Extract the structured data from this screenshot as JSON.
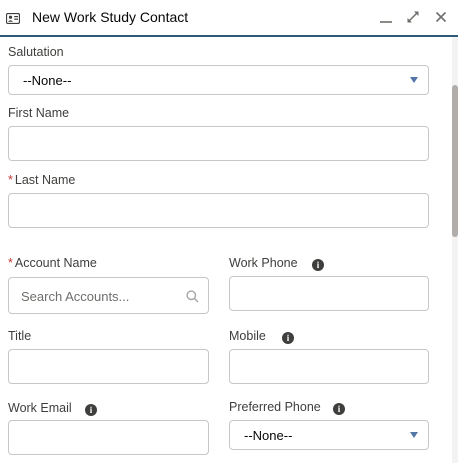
{
  "header": {
    "title": "New Work Study Contact"
  },
  "form": {
    "salutation": {
      "label": "Salutation",
      "value": "--None--"
    },
    "first_name": {
      "label": "First Name",
      "value": ""
    },
    "last_name": {
      "required_mark": "*",
      "label": "Last Name",
      "value": ""
    },
    "account_name": {
      "required_mark": "*",
      "label": "Account Name",
      "placeholder": "Search Accounts..."
    },
    "work_phone": {
      "label": "Work Phone",
      "value": ""
    },
    "title": {
      "label": "Title",
      "value": ""
    },
    "mobile": {
      "label": "Mobile",
      "value": ""
    },
    "work_email": {
      "label": "Work Email",
      "value": ""
    },
    "preferred_phone": {
      "label": "Preferred Phone",
      "value": "--None--"
    }
  },
  "info_glyph": "i"
}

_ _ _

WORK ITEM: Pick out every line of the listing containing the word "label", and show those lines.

EXERCISE OUTPUT:
      "label": "Salutation",
      "label": "First Name",
      "label": "Last Name",
      "label": "Account Name",
      "label": "Work Phone",
      "label": "Title",
      "label": "Mobile",
      "label": "Work Email",
      "label": "Preferred Phone",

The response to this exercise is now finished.